After only 3 days of replacing packaged foods with fresh foods, levels of BPA and DEHP dropped significantly. DEHP metabolites were reduced by 53% to 56% on average and those from BPA were reduced by an average of 66%.

It's always a good thing to eat fresh food and reduce our exposure to environmental toxins like BPA and phthalates, but food manufacturers must do their part too. Companies in Japan have already eliminated BPA from food cans. Now consumers must urge companies in the US to follow suit.

The Breast Cancer Fund makes it easy to send messages to General Mills, Del Monte, and Campbell Soup Company. Follow this link to fill in your contact information and choose the suggested text or write your own.

It's important to note that although avoiding packaged foods and drinks will reduce our exposure to BPA and phthalates, we can be exposed in other ways. These environmental toxins have been detected in drinking water and air pollution. They are also found in clothing, personal care products, pesticides, electronics, table cloths, shower curtains and other plastic items.

Reference:

Rudel RA et al. Food Packaging and Bisphenol A and Bis(2-Ethylhexyl) Phthalate Exposure: Findings from a Dietary Intervention. Environmental Health Perspectives. 2011 Mar 30. [Epub ahead of print]

Thursday, May 12, 2011

Why We Get Fat


Decades of bad science and misleading nutrition information has left most people confused about how to lose weight successfully and why we get fat in the first place.

In his new book, Why We Get Fat and What To Do About It, award-winning science writer Gary Taubes reviews the evidence, answers important questions about the obesity epidemic, and explains why everyone can benefit from a low-carbohydrate diet.


Wednesday, May 4, 2011

Spring Detox





















Spring is naturally a good time for detox.

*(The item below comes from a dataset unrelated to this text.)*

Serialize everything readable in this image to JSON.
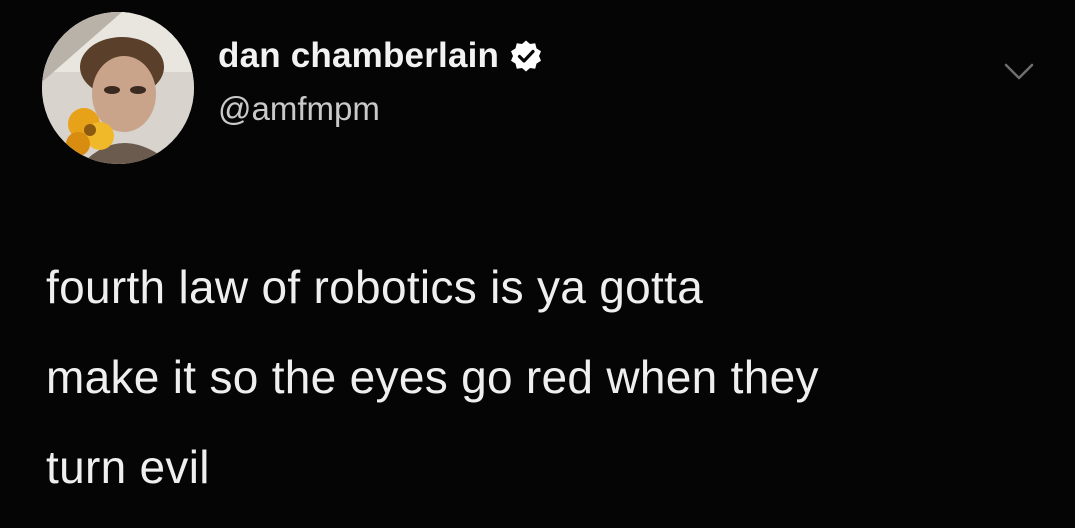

While nature renews itself, so should we.

Why is detoxification important?

Every day we are exposed to toxins in air, water, food and our environment, from carpet and upholstery to shower curtains and household products.

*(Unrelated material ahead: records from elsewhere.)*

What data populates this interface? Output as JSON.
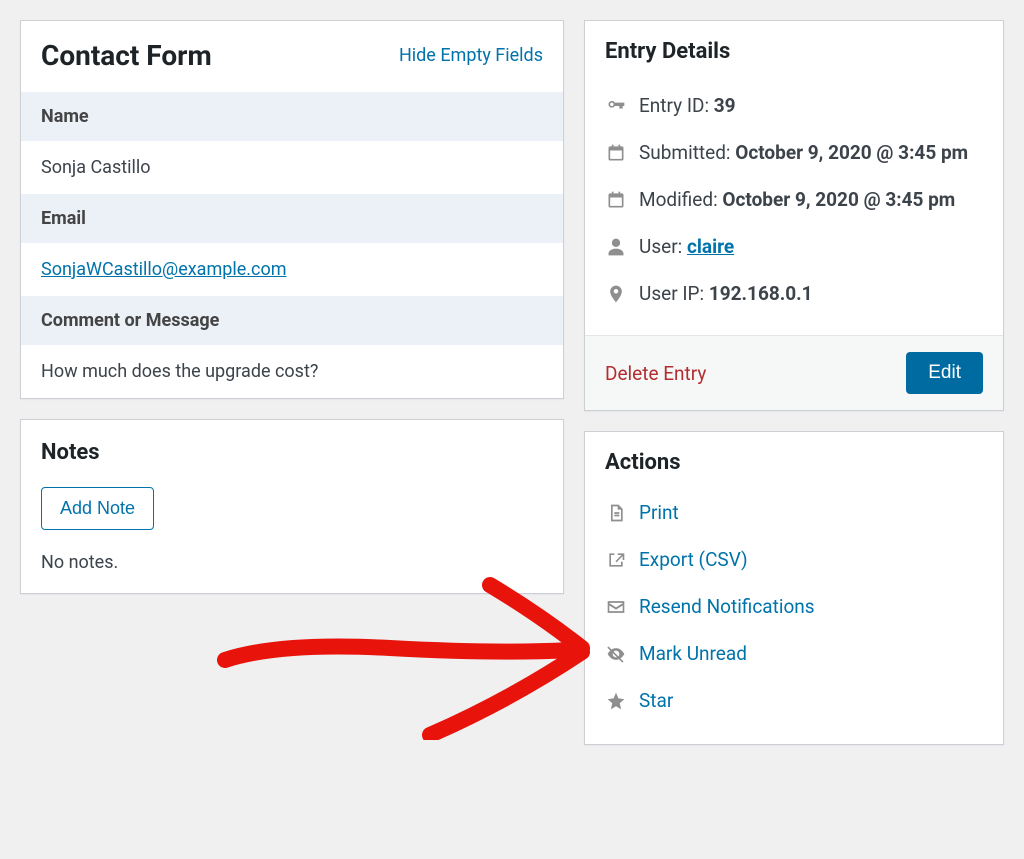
{
  "contactForm": {
    "title": "Contact Form",
    "hideEmpty": "Hide Empty Fields",
    "nameLabel": "Name",
    "nameValue": "Sonja Castillo",
    "emailLabel": "Email",
    "emailValue": "SonjaWCastillo@example.com",
    "commentLabel": "Comment or Message",
    "commentValue": "How much does the upgrade cost?"
  },
  "notes": {
    "title": "Notes",
    "addButton": "Add Note",
    "empty": "No notes."
  },
  "entryDetails": {
    "title": "Entry Details",
    "entryIdLabel": "Entry ID: ",
    "entryIdValue": "39",
    "submittedLabel": "Submitted: ",
    "submittedValue": "October 9, 2020 @ 3:45 pm",
    "modifiedLabel": "Modified: ",
    "modifiedValue": "October 9, 2020 @ 3:45 pm",
    "userLabel": "User: ",
    "userValue": "claire",
    "userIpLabel": "User IP: ",
    "userIpValue": "192.168.0.1",
    "deleteLabel": "Delete Entry",
    "editLabel": "Edit"
  },
  "actions": {
    "title": "Actions",
    "print": "Print",
    "export": "Export (CSV)",
    "resend": "Resend Notifications",
    "markUnread": "Mark Unread",
    "star": "Star"
  }
}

According to research by the Environmental Working Group,
22 percent of all personal care products contain a carcinogen called 1,4-Dioxane and more than half of all sunscreens contain a potential hormone disruptor called oxybenzone.

Research studies done by government, academic and independent researchers have found that before babies are even born, their bodies are contaminated with up to 358 different chemicals.

For most people, small doses cause cumulative damage rather than immediate symptoms. Continued exposure and/or decreased liver function can compromise natural detoxification systems, causing the body to store toxins rather than eliminate them.

Accumulation of toxins in the body can lead to general malaise
or chronic health problems including
  • Fatigue
  • Hormone imbalance
  • Decreased mental acuity
  • Skin problems
  • Digestive conditions
  • Food and chemical sensitivities
  • Joint and muscle pain
Clearing toxins from the body can relieve symptoms and renew wellness and vitality.

What is detox exactly?

A successful detoxification program
  • Reduces exposure to environmental toxins
  • Mobilizes toxins that have been stored in the body 
  • Increases elimination of mobilized toxins
Dr. Cimperman's detox program accomplishes these goals through a hypoallergenic and anti-inflammatory diet, hydrotherapy, exercise, and elective therapies that support the elimination process, like breathing exercises, dry skin brushing, sauna, yoga and massage.

Think of it as a tune-up for your body.